# [Instructions to follow]
Please return all of the entries below exactly as they are written.

# [The records]
'''
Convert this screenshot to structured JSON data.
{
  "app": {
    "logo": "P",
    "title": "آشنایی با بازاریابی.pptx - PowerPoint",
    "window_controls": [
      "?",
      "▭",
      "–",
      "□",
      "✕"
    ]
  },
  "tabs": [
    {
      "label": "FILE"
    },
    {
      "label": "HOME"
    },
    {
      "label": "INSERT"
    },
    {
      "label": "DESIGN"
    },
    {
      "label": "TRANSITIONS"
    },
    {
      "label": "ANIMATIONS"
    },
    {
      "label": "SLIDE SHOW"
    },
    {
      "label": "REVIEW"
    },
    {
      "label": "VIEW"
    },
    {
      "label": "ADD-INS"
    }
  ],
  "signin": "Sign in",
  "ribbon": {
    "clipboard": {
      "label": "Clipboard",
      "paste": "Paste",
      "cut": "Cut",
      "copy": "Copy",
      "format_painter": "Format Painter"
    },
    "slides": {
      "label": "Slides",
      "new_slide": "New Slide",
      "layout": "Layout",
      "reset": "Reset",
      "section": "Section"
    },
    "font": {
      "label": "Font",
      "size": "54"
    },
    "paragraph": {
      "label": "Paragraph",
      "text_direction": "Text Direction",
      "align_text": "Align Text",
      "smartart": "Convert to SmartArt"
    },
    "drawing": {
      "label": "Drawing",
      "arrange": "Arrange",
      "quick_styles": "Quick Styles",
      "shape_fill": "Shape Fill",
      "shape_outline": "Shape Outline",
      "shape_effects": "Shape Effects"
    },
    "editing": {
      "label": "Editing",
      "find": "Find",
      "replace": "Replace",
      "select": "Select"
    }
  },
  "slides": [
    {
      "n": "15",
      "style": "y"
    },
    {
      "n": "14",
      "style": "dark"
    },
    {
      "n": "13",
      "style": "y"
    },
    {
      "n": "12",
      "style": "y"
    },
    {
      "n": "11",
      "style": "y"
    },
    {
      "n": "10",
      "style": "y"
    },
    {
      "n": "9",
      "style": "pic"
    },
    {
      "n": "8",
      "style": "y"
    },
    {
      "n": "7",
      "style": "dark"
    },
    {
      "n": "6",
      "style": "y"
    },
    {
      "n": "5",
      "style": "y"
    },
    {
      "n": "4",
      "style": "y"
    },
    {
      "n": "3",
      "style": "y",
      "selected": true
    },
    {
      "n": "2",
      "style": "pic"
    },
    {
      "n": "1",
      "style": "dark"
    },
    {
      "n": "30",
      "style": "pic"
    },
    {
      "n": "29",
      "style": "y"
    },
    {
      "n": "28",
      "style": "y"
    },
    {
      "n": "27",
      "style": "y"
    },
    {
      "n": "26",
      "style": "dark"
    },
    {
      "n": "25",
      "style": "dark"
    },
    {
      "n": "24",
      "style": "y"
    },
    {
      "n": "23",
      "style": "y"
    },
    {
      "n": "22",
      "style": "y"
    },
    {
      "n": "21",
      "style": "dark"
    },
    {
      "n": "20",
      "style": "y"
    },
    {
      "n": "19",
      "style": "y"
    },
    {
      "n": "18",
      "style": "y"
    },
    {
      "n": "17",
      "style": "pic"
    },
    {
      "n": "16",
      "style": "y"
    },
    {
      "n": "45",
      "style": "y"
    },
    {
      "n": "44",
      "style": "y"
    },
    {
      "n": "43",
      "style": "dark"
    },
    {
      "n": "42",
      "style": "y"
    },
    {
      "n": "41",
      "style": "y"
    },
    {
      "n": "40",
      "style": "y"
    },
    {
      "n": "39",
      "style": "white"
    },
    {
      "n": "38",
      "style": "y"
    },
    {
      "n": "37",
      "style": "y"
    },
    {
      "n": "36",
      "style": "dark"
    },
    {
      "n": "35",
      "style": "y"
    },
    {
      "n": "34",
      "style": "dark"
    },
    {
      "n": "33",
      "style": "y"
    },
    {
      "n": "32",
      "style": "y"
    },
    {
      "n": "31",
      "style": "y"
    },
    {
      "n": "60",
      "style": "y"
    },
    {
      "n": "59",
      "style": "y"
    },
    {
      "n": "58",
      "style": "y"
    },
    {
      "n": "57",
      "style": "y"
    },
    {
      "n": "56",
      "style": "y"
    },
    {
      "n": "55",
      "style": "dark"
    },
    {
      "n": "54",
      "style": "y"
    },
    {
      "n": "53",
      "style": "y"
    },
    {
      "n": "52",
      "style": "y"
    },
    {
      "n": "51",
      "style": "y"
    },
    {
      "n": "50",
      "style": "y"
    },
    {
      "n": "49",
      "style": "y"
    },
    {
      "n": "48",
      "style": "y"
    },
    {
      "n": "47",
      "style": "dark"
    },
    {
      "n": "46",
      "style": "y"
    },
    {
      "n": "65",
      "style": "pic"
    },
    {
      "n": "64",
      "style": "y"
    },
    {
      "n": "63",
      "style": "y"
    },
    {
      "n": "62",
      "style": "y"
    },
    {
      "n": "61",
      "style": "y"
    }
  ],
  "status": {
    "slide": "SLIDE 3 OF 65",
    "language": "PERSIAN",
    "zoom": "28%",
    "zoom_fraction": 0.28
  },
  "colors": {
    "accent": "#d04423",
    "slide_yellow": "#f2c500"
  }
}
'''
# [Completed exercise]
Convert this screenshot to structured JSON data.
{
  "app": {
    "logo": "P",
    "title": "آشنایی با بازاریابی.pptx - PowerPoint",
    "window_controls": [
      "?",
      "▭",
      "–",
      "□",
      "✕"
    ]
  },
  "tabs": [
    {
      "label": "FILE"
    },
    {
      "label": "HOME"
    },
    {
      "label": "INSERT"
    },
    {
      "label": "DESIGN"
    },
    {
      "label": "TRANSITIONS"
    },
    {
      "label": "ANIMATIONS"
    },
    {
      "label": "SLIDE SHOW"
    },
    {
      "label": "REVIEW"
    },
    {
      "label": "VIEW"
    },
    {
      "label": "ADD-INS"
    }
  ],
  "signin": "Sign in",
  "ribbon": {
    "clipboard": {
      "label": "Clipboard",
      "paste": "Paste",
      "cut": "Cut",
      "copy": "Copy",
      "format_painter": "Format Painter"
    },
    "slides": {
      "label": "Slides",
      "new_slide": "New Slide",
      "layout": "Layout",
      "reset": "Reset",
      "section": "Section"
    },
    "font": {
      "label": "Font",
      "size": "54"
    },
    "paragraph": {
      "label": "Paragraph",
      "text_direction": "Text Direction",
      "align_text": "Align Text",
      "smartart": "Convert to SmartArt"
    },
    "drawing": {
      "label": "Drawing",
      "arrange": "Arrange",
      "quick_styles": "Quick Styles",
      "shape_fill": "Shape Fill",
      "shape_outline": "Shape Outline",
      "shape_effects": "Shape Effects"
    },
    "editing": {
      "label": "Editing",
      "find": "Find",
      "replace": "Replace",
      "select": "Select"
    }
  },
  "slides": [
    {
      "n": "15",
      "style": "y"
    },
    {
      "n": "14",
      "style": "dark"
    },
    {
      "n": "13",
      "style": "y"
    },
    {
      "n": "12",
      "style": "y"
    },
    {
      "n": "11",
      "style": "y"
    },
    {
      "n": "10",
      "style": "y"
    },
    {
      "n": "9",
      "style": "pic"
    },
    {
      "n": "8",
      "style": "y"
    },
    {
      "n": "7",
      "style": "dark"
    },
    {
      "n": "6",
      "style": "y"
    },
    {
      "n": "5",
      "style": "y"
    },
    {
      "n": "4",
      "style": "y"
    },
    {
      "n": "3",
      "style": "y",
      "selected": true
    },
    {
      "n": "2",
      "style": "pic"
    },
    {
      "n": "1",
      "style": "dark"
    },
    {
      "n": "30",
      "style": "pic"
    },
    {
      "n": "29",
      "style": "y"
    },
    {
      "n": "28",
      "style": "y"
    },
    {
      "n": "27",
      "style": "y"
    },
    {
      "n": "26",
      "style": "dark"
    },
    {
      "n": "25",
      "style": "dark"
    },
    {
      "n": "24",
      "style": "y"
    },
    {
      "n": "23",
      "style": "y"
    },
    {
      "n": "22",
      "style": "y"
    },
    {
      "n": "21",
      "style": "dark"
    },
    {
      "n": "20",
      "style": "y"
    },
    {
      "n": "19",
      "style": "y"
    },
    {
      "n": "18",
      "style": "y"
    },
    {
      "n": "17",
      "style": "pic"
    },
    {
      "n": "16",
      "style": "y"
    },
    {
      "n": "45",
      "style": "y"
    },
    {
      "n": "44",
      "style": "y"
    },
    {
      "n": "43",
      "style": "dark"
    },
    {
      "n": "42",
      "style": "y"
    },
    {
      "n": "41",
      "style": "y"
    },
    {
      "n": "40",
      "style": "y"
    },
    {
      "n": "39",
      "style": "white"
    },
    {
      "n": "38",
      "style": "y"
    },
    {
      "n": "37",
      "style": "y"
    },
    {
      "n": "36",
      "style": "dark"
    },
    {
      "n": "35",
      "style": "y"
    },
    {
      "n": "34",
      "style": "dark"
    },
    {
      "n": "33",
      "style": "y"
    },
    {
      "n": "32",
      "style": "y"
    },
    {
      "n": "31",
      "style": "y"
    },
    {
      "n": "60",
      "style": "y"
    },
    {
      "n": "59",
      "style": "y"
    },
    {
      "n": "58",
      "style": "y"
    },
    {
      "n": "57",
      "style": "y"
    },
    {
      "n": "56",
      "style": "y"
    },
    {
      "n": "55",
      "style": "dark"
    },
    {
      "n": "54",
      "style": "y"
    },
    {
      "n": "53",
      "style": "y"
    },
    {
      "n": "52",
      "style": "y"
    },
    {
      "n": "51",
      "style": "y"
    },
    {
      "n": "50",
      "style": "y"
    },
    {
      "n": "49",
      "style": "y"
    },
    {
      "n": "48",
      "style": "y"
    },
    {
      "n": "47",
      "style": "dark"
    },
    {
      "n": "46",
      "style": "y"
    },
    {
      "n": "65",
      "style": "pic"
    },
    {
      "n": "64",
      "style": "y"
    },
    {
      "n": "63",
      "style": "y"
    },
    {
      "n": "62",
      "style": "y"
    },
    {
      "n": "61",
      "style": "y"
    }
  ],
  "status": {
    "slide": "SLIDE 3 OF 65",
    "language": "PERSIAN",
    "zoom": "28%",
    "zoom_fraction": 0.28
  },
  "colors": {
    "accent": "#d04423",
    "slide_yellow": "#f2c500"
  }
}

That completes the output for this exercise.